Like the apple bruising Kafka’s beetle, each of these pellets of recollection lodged in Moose’s flesh, releasing its cargo of memories of all the things he had lost— “Not lost! Gained!” Moose thundered aloud, but now, mercifully, that debate (lost or gained?) was supplanted in his mind by the proximity of Belmont Harbor and the yacht club. Yes, this was the place; Moose eased the station wagon into a parking space, desperate to free himself of its chassis, whose sole purpose, it now seemed, was to hold him still so that these bullets of memory could assault him, enter his flesh and release their shrapnel of foolish and unreliable nostalgia.

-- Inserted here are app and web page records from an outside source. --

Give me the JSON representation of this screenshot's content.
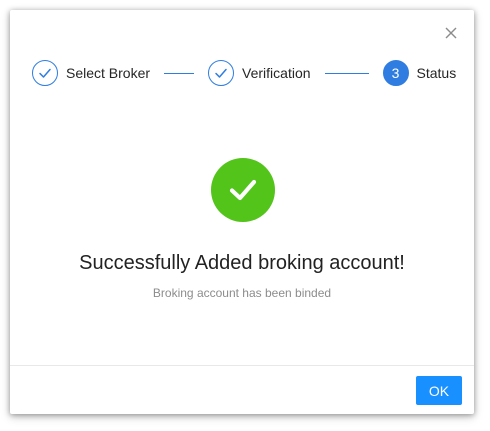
{
  "dialog": {
    "close_icon": "close-icon",
    "steps": [
      {
        "label": "Select Broker",
        "state": "finished",
        "icon": "check-icon"
      },
      {
        "label": "Verification",
        "state": "finished",
        "icon": "check-icon"
      },
      {
        "label": "Status",
        "state": "active",
        "number": "3"
      }
    ],
    "result": {
      "icon": "success-check-icon",
      "title": "Successfully Added broking account!",
      "subtitle": "Broking account has been binded"
    },
    "ok_label": "OK"
  },
  "colors": {
    "accent": "#2f7de1",
    "success": "#52c41a",
    "primary_button": "#1890ff"
  }
}
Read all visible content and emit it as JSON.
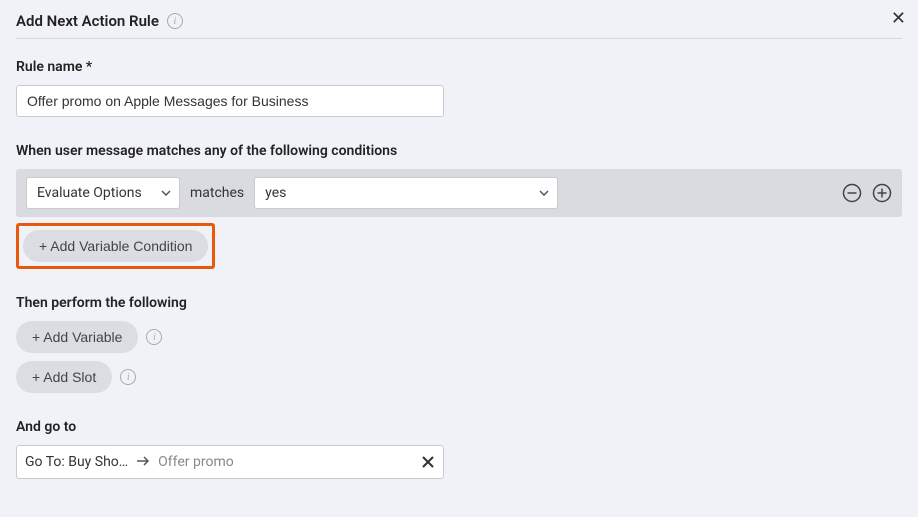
{
  "header": {
    "title": "Add Next Action Rule"
  },
  "ruleName": {
    "label": "Rule name *",
    "value": "Offer promo on Apple Messages for Business"
  },
  "conditions": {
    "label": "When user message matches any of the following conditions",
    "row": {
      "select1": "Evaluate Options",
      "operator": "matches",
      "select2": "yes"
    },
    "addVariableCondition": "+ Add Variable Condition"
  },
  "perform": {
    "label": "Then perform the following",
    "addVariable": "+ Add Variable",
    "addSlot": "+ Add Slot"
  },
  "goto": {
    "label": "And go to",
    "valuePrefix": "Go To: Buy Sho…",
    "placeholder": "Offer promo"
  }
}
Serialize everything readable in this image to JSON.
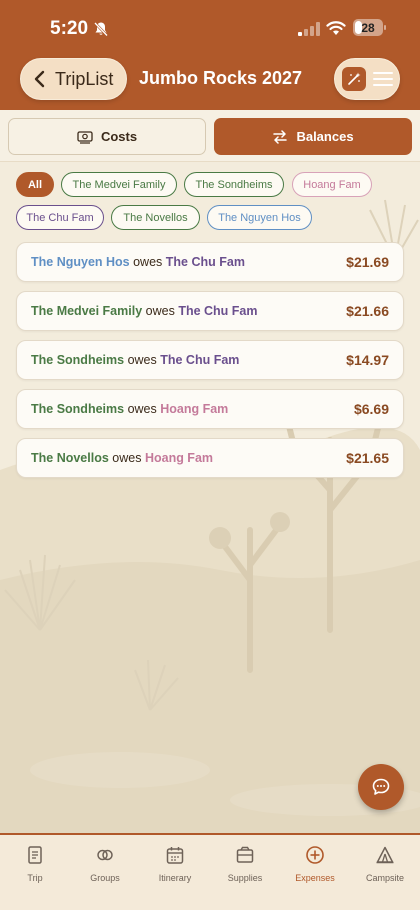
{
  "status": {
    "time": "5:20",
    "battery": "28"
  },
  "header": {
    "back_label": "TripList",
    "title": "Jumbo Rocks 2027"
  },
  "segments": {
    "costs": "Costs",
    "balances": "Balances",
    "selected": "Balances"
  },
  "filters": [
    {
      "label": "All",
      "selected": true
    },
    {
      "label": "The Medvei Family"
    },
    {
      "label": "The Sondheims"
    },
    {
      "label": "Hoang Fam"
    },
    {
      "label": "The Chu Fam"
    },
    {
      "label": "The Novellos"
    },
    {
      "label": "The Nguyen Hos"
    }
  ],
  "owes_word": "owes",
  "balances": [
    {
      "from": "The Nguyen Hos",
      "to": "The Chu Fam",
      "amount": "$21.69"
    },
    {
      "from": "The Medvei Family",
      "to": "The Chu Fam",
      "amount": "$21.66"
    },
    {
      "from": "The Sondheims",
      "to": "The Chu Fam",
      "amount": "$14.97"
    },
    {
      "from": "The Sondheims",
      "to": "Hoang Fam",
      "amount": "$6.69"
    },
    {
      "from": "The Novellos",
      "to": "Hoang Fam",
      "amount": "$21.65"
    }
  ],
  "tabs": [
    {
      "label": "Trip",
      "icon": "document-icon"
    },
    {
      "label": "Groups",
      "icon": "rings-icon"
    },
    {
      "label": "Itinerary",
      "icon": "calendar-icon"
    },
    {
      "label": "Supplies",
      "icon": "box-icon"
    },
    {
      "label": "Expenses",
      "icon": "plus-circle-icon",
      "active": true
    },
    {
      "label": "Campsite",
      "icon": "tent-icon"
    }
  ],
  "colors": {
    "brand": "#b0592a",
    "background": "#f3ecdc",
    "group_green": "#4a7a45",
    "group_blue": "#5f8fc4",
    "group_purple": "#6a4f8d",
    "group_pink": "#c47a9a"
  }
}
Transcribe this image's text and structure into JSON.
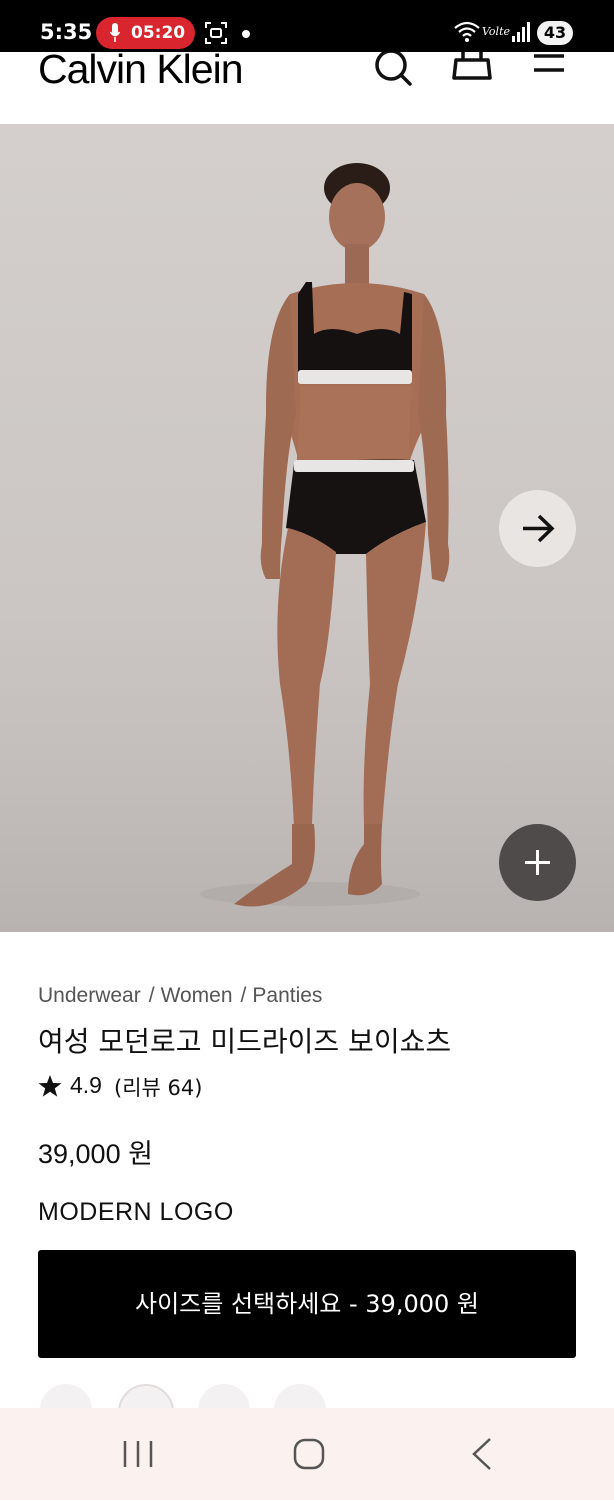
{
  "status_bar": {
    "time": "5:35",
    "recording_time": "05:20",
    "network_label": "Volte",
    "battery": "43"
  },
  "header": {
    "logo": "Calvin Klein",
    "icons": [
      "search-icon",
      "shopping-bag-icon",
      "menu-icon"
    ]
  },
  "hero": {
    "next_icon": "arrow-right-icon",
    "zoom_icon": "plus-icon"
  },
  "product": {
    "breadcrumb": [
      "Underwear",
      "Women",
      "Panties"
    ],
    "breadcrumb_separator": "/",
    "title": "여성 모던로고 미드라이즈 보이쇼츠",
    "rating": "4.9",
    "review_count": "(리뷰 64)",
    "price": "39,000 원",
    "collection": "MODERN LOGO",
    "cta_label": "사이즈를 선택하세요 - 39,000 원"
  },
  "colors": {
    "cta_background": "#000000",
    "status_bar": "#000000",
    "recording_pill": "#d9262e",
    "nav_bar": "#fbf1ef"
  },
  "nav_bar": {
    "icons": [
      "recent-apps-icon",
      "home-icon",
      "back-icon"
    ]
  }
}
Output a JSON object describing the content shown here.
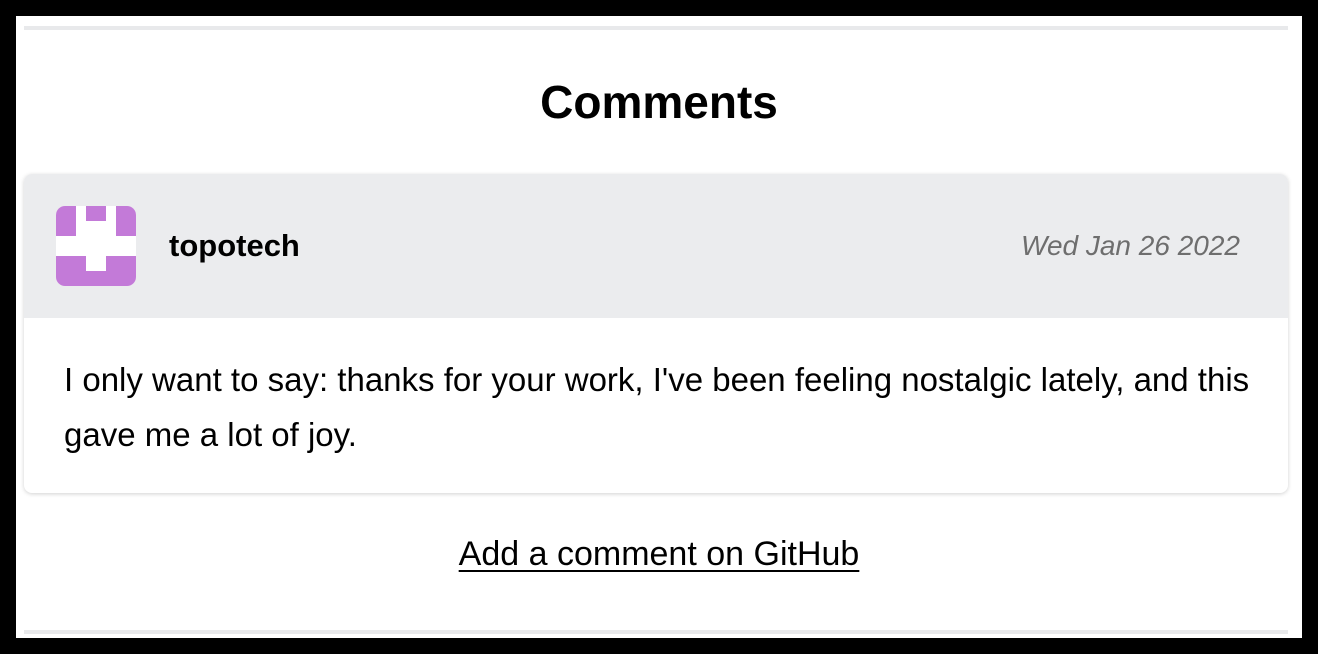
{
  "section": {
    "title": "Comments"
  },
  "comments": [
    {
      "author": "topotech",
      "date": "Wed Jan 26 2022",
      "body": "I only want to say: thanks for your work, I've been feeling nostalgic lately, and this gave me a lot of joy.",
      "avatar_icon": "identicon-avatar",
      "avatar_color": "#c37ad8"
    }
  ],
  "footer": {
    "add_comment_label": "Add a comment on GitHub"
  },
  "colors": {
    "background_outer": "#000000",
    "panel": "#ffffff",
    "card_header": "#ebecee",
    "date_text": "#6e6e6e"
  }
}
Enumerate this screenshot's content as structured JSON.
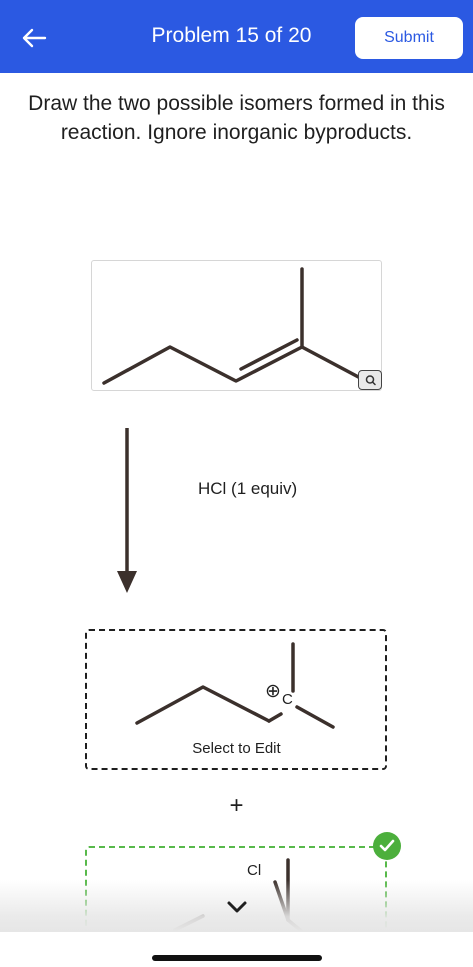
{
  "header": {
    "title": "Problem 15 of 20",
    "submit_label": "Submit",
    "back_icon": "arrow-left-icon",
    "background_color": "#2b59e2"
  },
  "question": {
    "text": "Draw the two possible isomers formed in this reaction. Ignore inorganic byproducts."
  },
  "reactant": {
    "zoom_icon": "magnifier-icon"
  },
  "reaction": {
    "reagent": "HCl (1 equiv)"
  },
  "product1": {
    "charge_symbol": "⊕",
    "atom_label": "C",
    "action_label": "Select to Edit"
  },
  "separator": {
    "plus": "+"
  },
  "product2": {
    "atom_label": "Cl",
    "status_icon": "checkmark-icon",
    "accent_color": "#4caf3c"
  },
  "bottom_bar": {
    "toggle_icon": "chevron-down-icon"
  }
}
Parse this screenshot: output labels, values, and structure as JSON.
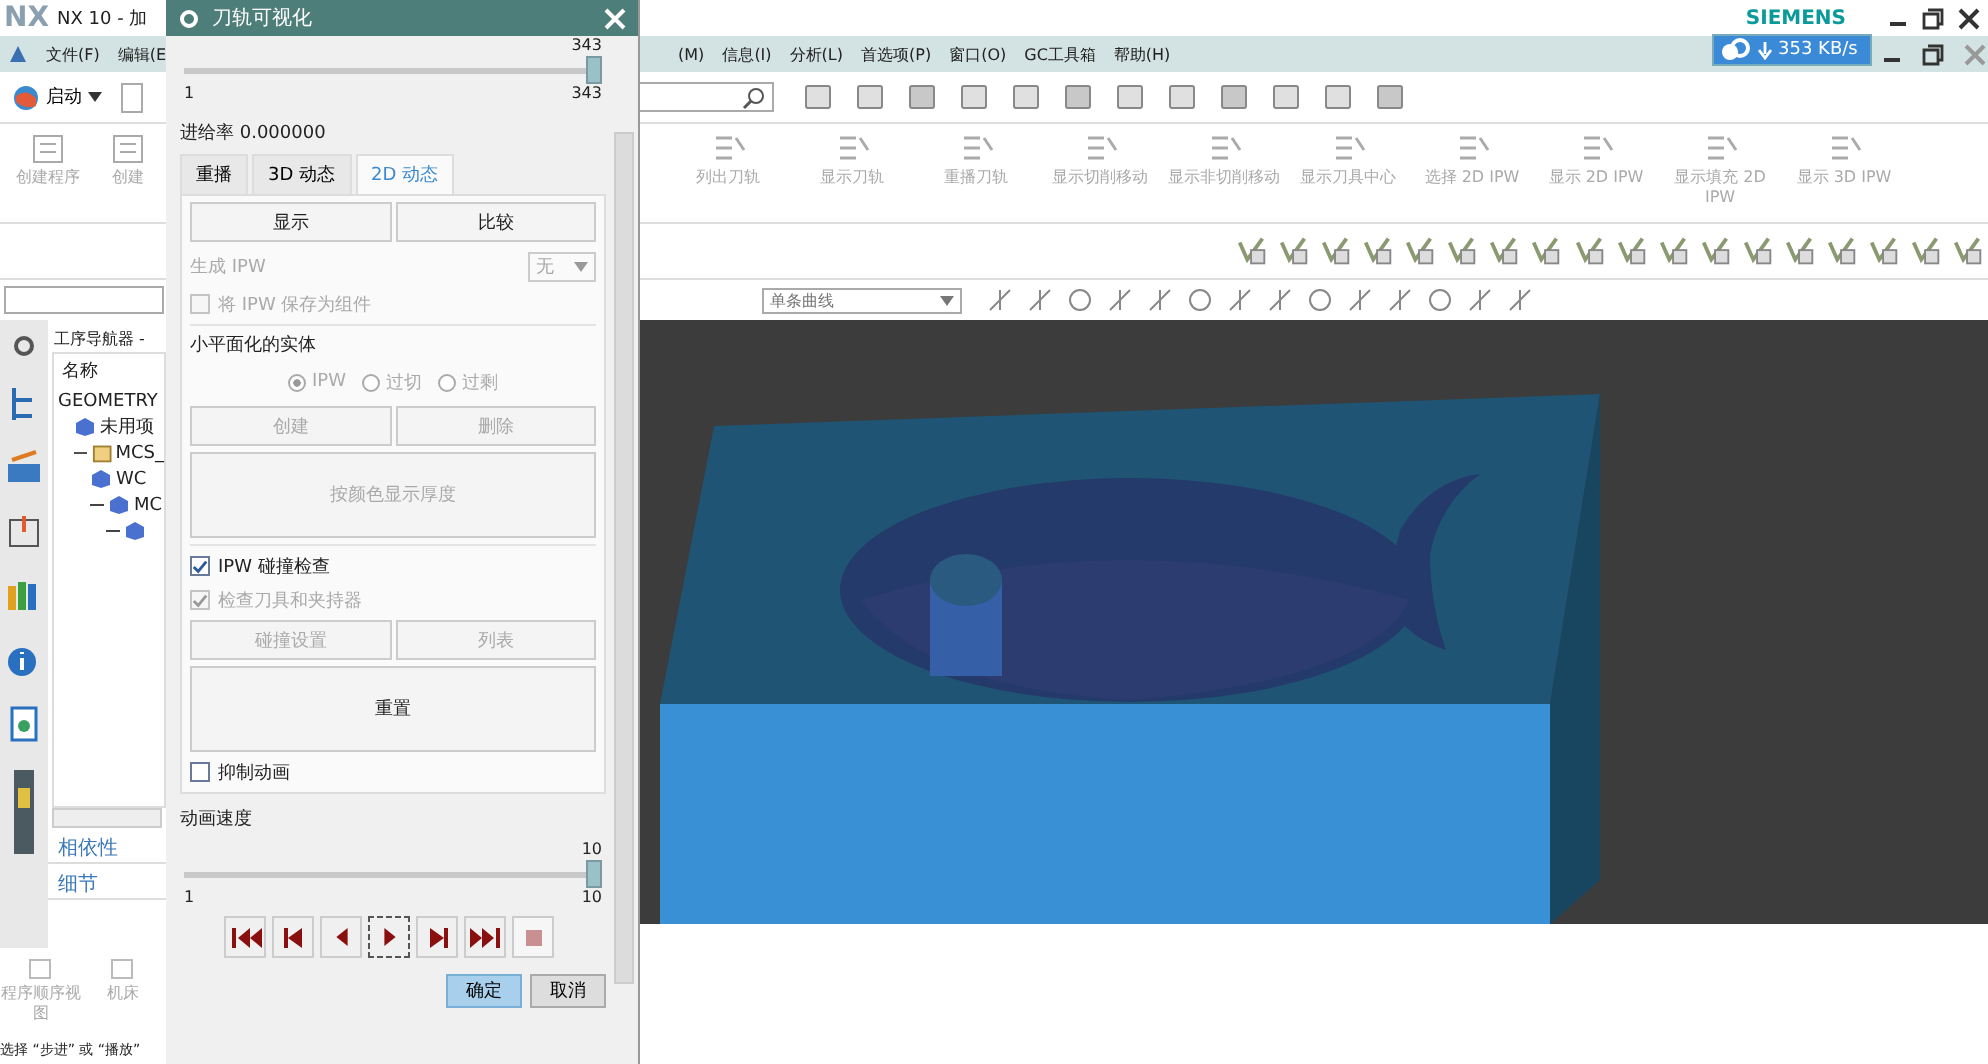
{
  "app": {
    "logo": "NX",
    "title": "NX 10 - 加",
    "brand": "SIEMENS",
    "network_speed": "353 KB/s"
  },
  "menu_left": [
    "文件(F)",
    "编辑(E"
  ],
  "menu_right": [
    "(M)",
    "信息(I)",
    "分析(L)",
    "首选项(P)",
    "窗口(O)",
    "GC工具箱",
    "帮助(H)"
  ],
  "start_button": "启动",
  "ribbon_left": [
    {
      "label": "创建程序",
      "disabled": true
    },
    {
      "label": "创建",
      "disabled": true
    }
  ],
  "ribbon_right": [
    {
      "label": "列出刀轨",
      "disabled": true
    },
    {
      "label": "显示刀轨",
      "disabled": true
    },
    {
      "label": "重播刀轨",
      "disabled": true
    },
    {
      "label": "显示切削移动",
      "disabled": true
    },
    {
      "label": "显示非切削移动",
      "disabled": true
    },
    {
      "label": "显示刀具中心",
      "disabled": true
    },
    {
      "label": "选择 2D IPW",
      "disabled": true
    },
    {
      "label": "显示 2D IPW",
      "disabled": true
    },
    {
      "label": "显示填充 2D IPW",
      "disabled": true
    },
    {
      "label": "显示 3D IPW",
      "disabled": true
    }
  ],
  "curve_filter": "单条曲线",
  "navigator": {
    "title": "工序导航器 -",
    "column": "名称",
    "tree": [
      {
        "label": "GEOMETRY",
        "children": [
          {
            "label": "未用项"
          },
          {
            "label": "MCS_",
            "expanded": true,
            "children": [
              {
                "label": "WC"
              },
              {
                "label": "MC",
                "expanded": true
              }
            ]
          }
        ]
      }
    ]
  },
  "panels": [
    "相依性",
    "细节"
  ],
  "bottom_views": [
    "程序顺序视图",
    "机床"
  ],
  "status": "选择 “步进” 或 “播放”",
  "dialog": {
    "title": "刀轨可视化",
    "replay_slider": {
      "top_label": "343",
      "min_label": "1",
      "max_label": "343",
      "level": 1
    },
    "feed_rate": "进给率 0.000000",
    "tabs": [
      {
        "label": "重播",
        "selected": false
      },
      {
        "label": "3D 动态",
        "selected": false
      },
      {
        "label": "2D 动态",
        "selected": true
      }
    ],
    "top_buttons": [
      "显示",
      "比较"
    ],
    "generate_ipw": {
      "label": "生成 IPW",
      "value": "无",
      "disabled": true
    },
    "save_ipw": {
      "label": "将 IPW 保存为组件",
      "checked": false,
      "disabled": true
    },
    "facet_section": "小平面化的实体",
    "facet_options": [
      {
        "label": "IPW",
        "selected": true
      },
      {
        "label": "过切",
        "selected": false
      },
      {
        "label": "过剩",
        "selected": false
      }
    ],
    "facet_buttons": [
      {
        "label": "创建",
        "disabled": true
      },
      {
        "label": "删除",
        "disabled": true
      }
    ],
    "thickness_button": {
      "label": "按颜色显示厚度",
      "disabled": true
    },
    "collision_check": {
      "label": "IPW 碰撞检查",
      "checked": true,
      "disabled": false
    },
    "check_holder": {
      "label": "检查刀具和夹持器",
      "checked": true,
      "disabled": true
    },
    "collision_buttons": [
      {
        "label": "碰撞设置",
        "disabled": true
      },
      {
        "label": "列表",
        "disabled": true
      }
    ],
    "reset_button": "重置",
    "suppress_animation": {
      "label": "抑制动画",
      "checked": false,
      "disabled": false
    },
    "speed_label": "动画速度",
    "speed_slider": {
      "top_label": "10",
      "min_label": "1",
      "max_label": "10",
      "level": 1
    },
    "playback": [
      {
        "kind": "first",
        "selected": false,
        "disabled": false
      },
      {
        "kind": "step-back",
        "selected": false,
        "disabled": false
      },
      {
        "kind": "reverse",
        "selected": false,
        "disabled": false
      },
      {
        "kind": "play",
        "selected": true,
        "disabled": false
      },
      {
        "kind": "step",
        "selected": false,
        "disabled": false
      },
      {
        "kind": "last",
        "selected": false,
        "disabled": false
      },
      {
        "kind": "stop",
        "selected": false,
        "disabled": true
      }
    ],
    "ok_button": "确定",
    "cancel_button": "取消"
  }
}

Even asleep, the little greyhound trailed after her madame, through a weave of green stars and gas lamps, along the boulevards of Paris. It was a conjured city that no native would recognize—Emma Bovary’s head on the pillow, its architect. Her Paris was assembled from a guidebook with an out-of-date map, and from the novels of Balzac and Sand, and from her vividly disordered recollections of the viscount’s ball at La Vaubyessard, with its odor of dying flowers, burning flambeaux, and truffles. (Many neighborhoods within the city’s quivering boundaries, curiously enough, smelled identical to the viscount’s dining room.) A rose and gold glow obscured the storefront windows, and cathedral bells tolled continuously as they strolled past the same four landmarks: a tremulous bridge over the roaring Seine, a vanilla-white dress shop, the vague façade of the opera house—overlaid in more gold light—and the crude stencil of a theater. All night they walked like that, companions in Emma’s phantasmal labyrinth, suspended by her hopeful mists, and each dawn the dog would wake to the second Madame Bovary, the lightly snoring woman on the mattress, her eyes still hidden beneath a peacock sleep mask. Lumped in the coverlet, Charles’s blocky legs tangled around her in an apprehensive pretzel, a doomed attempt to hold her in their marriage bed.